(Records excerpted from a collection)
============================================================

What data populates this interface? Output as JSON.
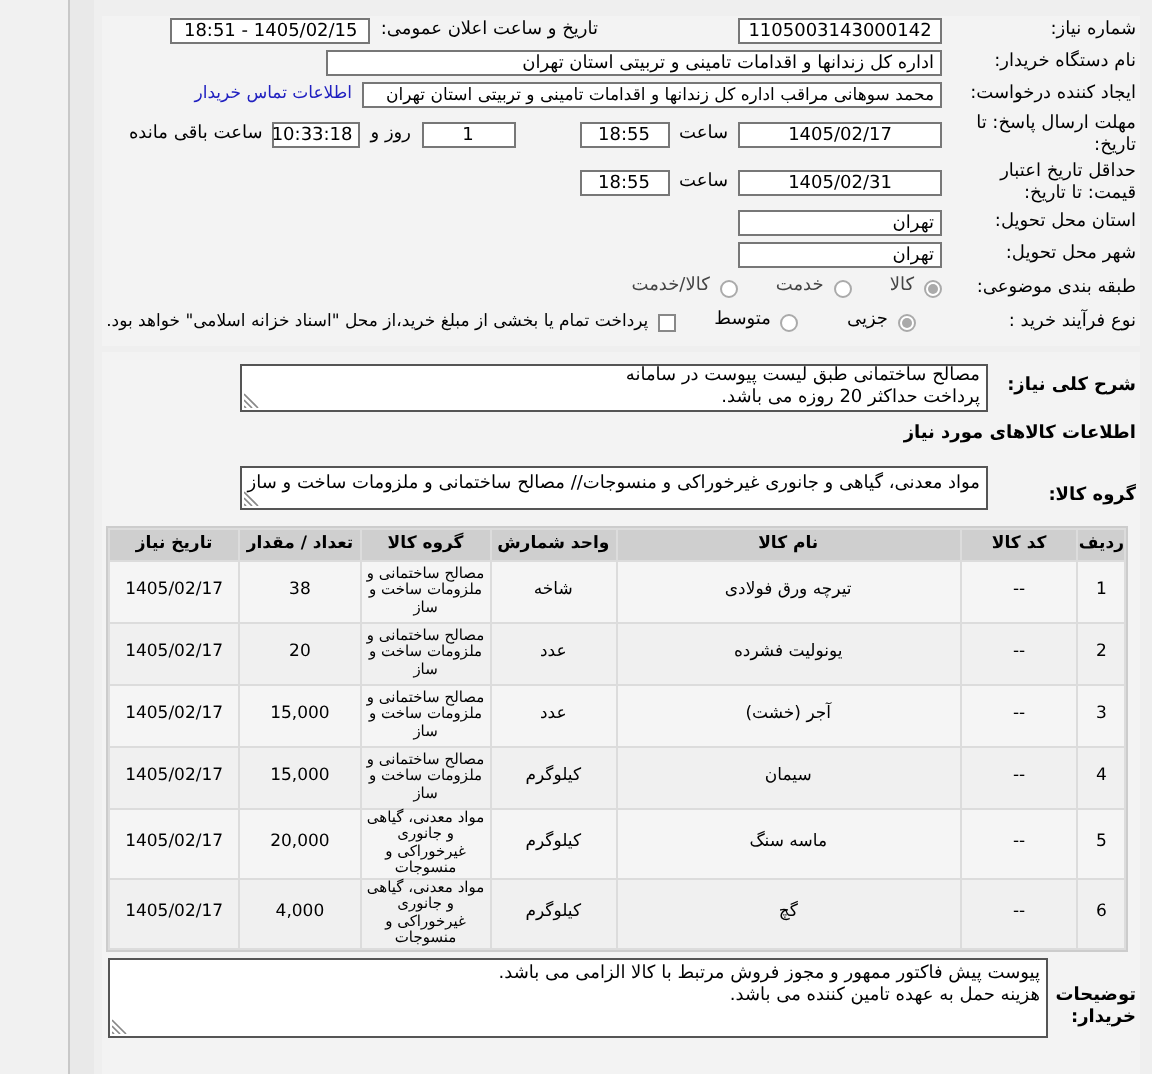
{
  "need_number": {
    "label": "شماره نیاز:",
    "value": "1105003143000142"
  },
  "announce": {
    "label": "تاریخ و ساعت اعلان عمومی:",
    "value": "1405/02/15 - 18:51"
  },
  "buyer_org": {
    "label": "نام دستگاه خریدار:",
    "value": "اداره کل زندانها و اقدامات تامینی و تربیتی استان تهران"
  },
  "requester": {
    "label": "ایجاد کننده درخواست:",
    "value": "محمد سوهانی مراقب  اداره کل زندانها و اقدامات تامینی و تربیتی استان تهران",
    "link": "اطلاعات تماس خریدار"
  },
  "deadline": {
    "label": "مهلت ارسال پاسخ: تا تاریخ:",
    "date": "1405/02/17",
    "time_label": "ساعت",
    "time": "18:55",
    "days": "1",
    "days_label": "روز و",
    "remaining": "10:33:18",
    "remaining_label": "ساعت باقی مانده"
  },
  "validity": {
    "label": "حداقل تاریخ اعتبار قیمت: تا تاریخ:",
    "date": "1405/02/31",
    "time_label": "ساعت",
    "time": "18:55"
  },
  "province": {
    "label": "استان محل تحویل:",
    "value": "تهران"
  },
  "city": {
    "label": "شهر محل تحویل:",
    "value": "تهران"
  },
  "category": {
    "label": "طبقه بندی موضوعی:",
    "options": [
      {
        "label": "کالا",
        "selected": true
      },
      {
        "label": "خدمت",
        "selected": false
      },
      {
        "label": "کالا/خدمت",
        "selected": false
      }
    ]
  },
  "process": {
    "label": "نوع فرآیند خرید :",
    "options": [
      {
        "label": "جزیی",
        "selected": true
      },
      {
        "label": "متوسط",
        "selected": false
      }
    ],
    "payment": {
      "label": "پرداخت تمام یا بخشی از مبلغ خرید،از محل \"اسناد خزانه اسلامی\" خواهد بود.",
      "checked": false
    }
  },
  "description": {
    "label": "شرح کلی نیاز:",
    "lines": [
      "مصالح ساختمانی طبق لیست پیوست در سامانه",
      "پرداخت حداکثر 20 روزه می باشد."
    ]
  },
  "goods_title": "اطلاعات کالاهای مورد نیاز",
  "goods_group": {
    "label": "گروه کالا:",
    "value": "مواد معدنی، گیاهی و جانوری غیرخوراکی و منسوجات// مصالح ساختمانی و ملزومات ساخت و ساز"
  },
  "table": {
    "columns": [
      "ردیف",
      "کد کالا",
      "نام کالا",
      "واحد شمارش",
      "گروه کالا",
      "تعداد / مقدار",
      "تاریخ نیاز"
    ],
    "rows": [
      [
        "1",
        "--",
        "تیرچه ورق فولادی",
        "شاخه",
        "مصالح ساختمانی و ملزومات ساخت و ساز",
        "38",
        "1405/02/17"
      ],
      [
        "2",
        "--",
        "یونولیت فشرده",
        "عدد",
        "مصالح ساختمانی و ملزومات ساخت و ساز",
        "20",
        "1405/02/17"
      ],
      [
        "3",
        "--",
        "آجر (خشت)",
        "عدد",
        "مصالح ساختمانی و ملزومات ساخت و ساز",
        "15,000",
        "1405/02/17"
      ],
      [
        "4",
        "--",
        "سیمان",
        "کیلوگرم",
        "مصالح ساختمانی و ملزومات ساخت و ساز",
        "15,000",
        "1405/02/17"
      ],
      [
        "5",
        "--",
        "ماسه سنگ",
        "کیلوگرم",
        "مواد معدنی، گیاهی و جانوری غیرخوراکی و منسوجات",
        "20,000",
        "1405/02/17"
      ],
      [
        "6",
        "--",
        "گچ",
        "کیلوگرم",
        "مواد معدنی، گیاهی و جانوری غیرخوراکی و منسوجات",
        "4,000",
        "1405/02/17"
      ]
    ]
  },
  "buyer_notes": {
    "label": "توضیحات خریدار:",
    "lines": [
      "پیوست پیش فاکتور ممهور و مجوز فروش مرتبط با کالا الزامی می باشد.",
      "هزینه حمل به عهده تامین کننده می باشد."
    ]
  }
}
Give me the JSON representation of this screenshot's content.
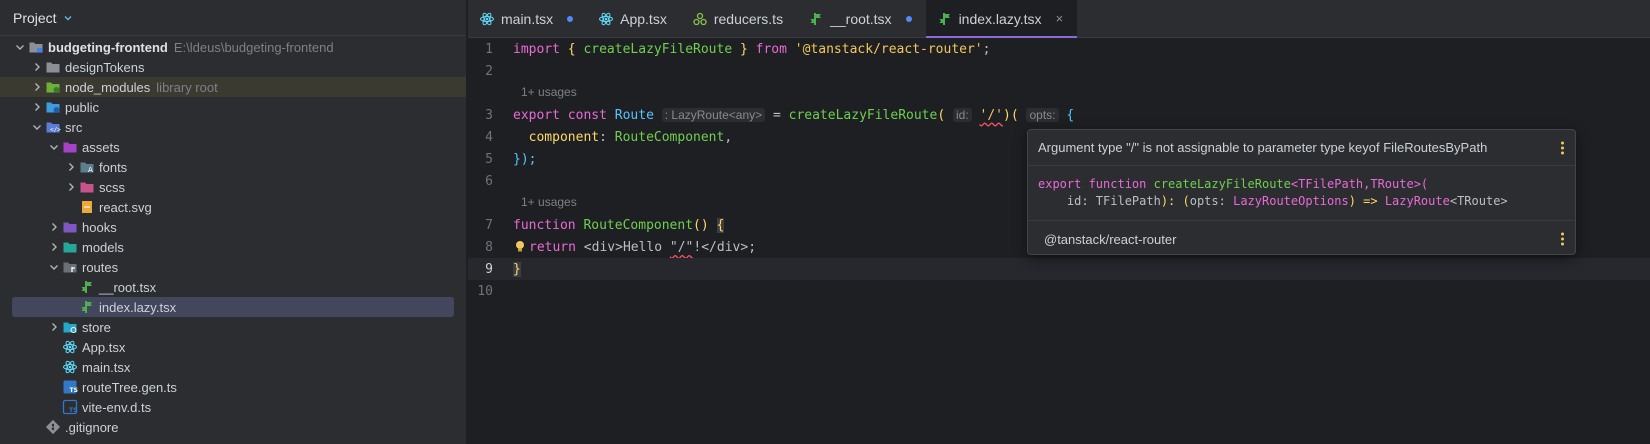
{
  "project": {
    "title": "Project",
    "tree": [
      {
        "name": "budgeting-frontend",
        "hint": "E:\\ldeus\\budgeting-frontend",
        "depth": 0,
        "arrow": "down",
        "icon": "folder-module-icon",
        "bold": true
      },
      {
        "name": "designTokens",
        "depth": 1,
        "arrow": "right",
        "icon": "folder-icon"
      },
      {
        "name": "node_modules",
        "lib": "library root",
        "depth": 1,
        "arrow": "right",
        "icon": "folder-node-modules-icon",
        "highlight": true
      },
      {
        "name": "public",
        "depth": 1,
        "arrow": "right",
        "icon": "folder-public-icon"
      },
      {
        "name": "src",
        "depth": 1,
        "arrow": "down",
        "icon": "folder-src-icon"
      },
      {
        "name": "assets",
        "depth": 2,
        "arrow": "down",
        "icon": "folder-assets-icon"
      },
      {
        "name": "fonts",
        "depth": 3,
        "arrow": "right",
        "icon": "folder-fonts-icon"
      },
      {
        "name": "scss",
        "depth": 3,
        "arrow": "right",
        "icon": "folder-scss-icon"
      },
      {
        "name": "react.svg",
        "depth": 3,
        "arrow": "none",
        "icon": "svg-file-icon"
      },
      {
        "name": "hooks",
        "depth": 2,
        "arrow": "right",
        "icon": "folder-hooks-icon"
      },
      {
        "name": "models",
        "depth": 2,
        "arrow": "right",
        "icon": "folder-models-icon"
      },
      {
        "name": "routes",
        "depth": 2,
        "arrow": "down",
        "icon": "folder-routes-icon"
      },
      {
        "name": "__root.tsx",
        "depth": 3,
        "arrow": "none",
        "icon": "route-file-icon"
      },
      {
        "name": "index.lazy.tsx",
        "depth": 3,
        "arrow": "none",
        "icon": "route-file-icon",
        "selected": true
      },
      {
        "name": "store",
        "depth": 2,
        "arrow": "right",
        "icon": "folder-store-icon"
      },
      {
        "name": "App.tsx",
        "depth": 2,
        "arrow": "none",
        "icon": "react-file-icon"
      },
      {
        "name": "main.tsx",
        "depth": 2,
        "arrow": "none",
        "icon": "react-file-icon"
      },
      {
        "name": "routeTree.gen.ts",
        "depth": 2,
        "arrow": "none",
        "icon": "ts-file-icon"
      },
      {
        "name": "vite-env.d.ts",
        "depth": 2,
        "arrow": "none",
        "icon": "ts-def-file-icon"
      },
      {
        "name": ".gitignore",
        "depth": 1,
        "arrow": "none",
        "icon": "git-file-icon"
      }
    ]
  },
  "tabs": [
    {
      "label": "main.tsx",
      "icon": "react-file-icon",
      "modified": true
    },
    {
      "label": "App.tsx",
      "icon": "react-file-icon",
      "modified": false
    },
    {
      "label": "reducers.ts",
      "icon": "redux-file-icon",
      "modified": false
    },
    {
      "label": "__root.tsx",
      "icon": "route-file-icon",
      "modified": true
    },
    {
      "label": "index.lazy.tsx",
      "icon": "route-file-icon",
      "active": true,
      "close": "×"
    }
  ],
  "editor": {
    "line_numbers": [
      "1",
      "2",
      "3",
      "4",
      "5",
      "6",
      "7",
      "8",
      "9",
      "10"
    ],
    "usages_label": "1+ usages",
    "line1": {
      "kw_import": "import",
      "b_open": "{",
      "fn": "createLazyFileRoute",
      "b_close": "}",
      "kw_from": "from",
      "str": "'@tanstack/react-router'",
      "semi": ";"
    },
    "line3": {
      "kw_export": "export",
      "kw_const": "const",
      "ident": "Route",
      "type_hint": ": LazyRoute<any>",
      "eq": " = ",
      "fn": "createLazyFileRoute",
      "paren": "(",
      "id_hint": "id:",
      "str": "'/'",
      "mid": ")(",
      "opts_hint": "opts:",
      "brace": "{"
    },
    "line4": {
      "prop": "component",
      "colon": ": ",
      "value": "RouteComponent",
      "comma": ","
    },
    "line5": {
      "text": "});"
    },
    "line7": {
      "kw": "function",
      "name": "RouteComponent",
      "parens": "()",
      "brace": "{"
    },
    "line8": {
      "kw": "return",
      "open_tag": "<div>",
      "text_a": "Hello ",
      "str": "\"/\"",
      "text_b": "!",
      "close_tag": "</div>",
      "semi": ";"
    },
    "line9": {
      "text": "}"
    }
  },
  "tooltip": {
    "message": "Argument type \"/\" is not assignable to parameter type keyof FileRoutesByPath",
    "sig_line1_kw": "export function",
    "sig_line1_fn": "createLazyFileRoute",
    "sig_line1_gen": "<TFilePath,TRoute>(",
    "sig_line2_a": "    id: TFilePath",
    "sig_line2_b": "): (",
    "sig_line2_c": "opts",
    "sig_line2_d": ": ",
    "sig_line2_e": "LazyRouteOptions",
    "sig_line2_f": ") => ",
    "sig_line2_g": "LazyRoute",
    "sig_line2_h": "<TRoute>",
    "source": "@tanstack/react-router"
  }
}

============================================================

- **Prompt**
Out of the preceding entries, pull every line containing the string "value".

- **Answer box**
    "value": "1105003143000142"
    "value": "1405/02/15 - 18:51"
    "value": "اداره کل زندانها و اقدامات تامینی و تربیتی استان تهران"
    "value": "محمد سوهانی مراقب  اداره کل زندانها و اقدامات تامینی و تربیتی استان تهران",
    "value": "تهران"
    "value": "تهران"
    "value": "مواد معدنی، گیاهی و جانوری غیرخوراکی و منسوجات// مصالح ساختمانی و ملزومات ساخت و ساز"
      "value": "RouteComponent",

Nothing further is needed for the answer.